As catch 22s go; getting an Australian working visa is right up there next to the situation that created the term. However, getting your certification recognised in Australia to work on a superyacht just might be the top contender. Crewing a superyacht isn’t easy, crewing a superyacht with a foreign crew in Australia is even hard. To have your foreign certification recognised in Australia, you need to at least have a current Australian working visa. Which would mean you would need to be already working in Australia, but you can’t work in a crew in Australia without recognition of the certificate.
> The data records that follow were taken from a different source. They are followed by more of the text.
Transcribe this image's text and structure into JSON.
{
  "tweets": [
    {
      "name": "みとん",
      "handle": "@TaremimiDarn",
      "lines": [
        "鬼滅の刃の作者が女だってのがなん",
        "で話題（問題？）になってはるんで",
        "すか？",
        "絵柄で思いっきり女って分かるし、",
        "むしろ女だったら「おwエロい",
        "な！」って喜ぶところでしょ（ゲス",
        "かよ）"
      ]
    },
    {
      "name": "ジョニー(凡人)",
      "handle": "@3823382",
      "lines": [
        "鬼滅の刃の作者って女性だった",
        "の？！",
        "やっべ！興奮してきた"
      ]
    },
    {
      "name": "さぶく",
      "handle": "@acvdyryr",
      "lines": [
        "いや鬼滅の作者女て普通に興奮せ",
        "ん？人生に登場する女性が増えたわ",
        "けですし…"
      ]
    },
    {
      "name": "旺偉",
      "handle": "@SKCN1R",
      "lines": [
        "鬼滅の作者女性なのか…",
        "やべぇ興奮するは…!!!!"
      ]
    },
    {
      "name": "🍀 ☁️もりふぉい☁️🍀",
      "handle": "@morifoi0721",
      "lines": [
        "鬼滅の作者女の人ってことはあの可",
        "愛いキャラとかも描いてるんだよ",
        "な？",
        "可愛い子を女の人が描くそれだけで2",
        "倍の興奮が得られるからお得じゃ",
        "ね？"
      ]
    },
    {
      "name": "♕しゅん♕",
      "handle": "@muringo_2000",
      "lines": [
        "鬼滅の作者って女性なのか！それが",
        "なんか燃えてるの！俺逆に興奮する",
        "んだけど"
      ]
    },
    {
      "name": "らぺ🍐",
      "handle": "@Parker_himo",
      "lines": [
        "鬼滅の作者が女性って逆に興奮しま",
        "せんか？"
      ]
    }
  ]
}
This makes us ask the question why would any one hire someone who is not certified to work in Australia, hoping that their certification will be recognised.
The introduction of Marine Order 52 provides an equivalent standard through the adoption of the MCA’s LY3 Code which has simplified and streamlined the recognition of superyacht seafarer certifications for crews and ships. Keep in mind the fact that a seaman can be certified by the MCA in Australia, but that certification is not recognised by Australian flagged vessels. If you complete an MCA STCW95 course in Australia you need to be aware that it is not recognized; it is only recognized by foreign flagged vessels which are cruising overseas (America, Europe, England) or cruising around Australian waters. While if you complete an AMSA STCW95 course in Australia, it is recognized by both Australian flagged yachts and foreign flagged yachts cruising overseas or cruising in Australian waters.
These pathways introduced by AMSA, in creating STCW commercial yachting courses in the yachting industry, present approved certification based on the MCA. It allows holders of STCW commercial yachting certificate to gain full STCW certification. The changes focus on the survey and certification requirements of large yachts engaged in commercial operations and how they will be regulated under the Australian Navigation Act 2012. The new qualifications introduced a deck certificate or competency structure similar to that of the MCA certificate structure for Master, Chief Mate, and Deck Watchkeeper qualifications.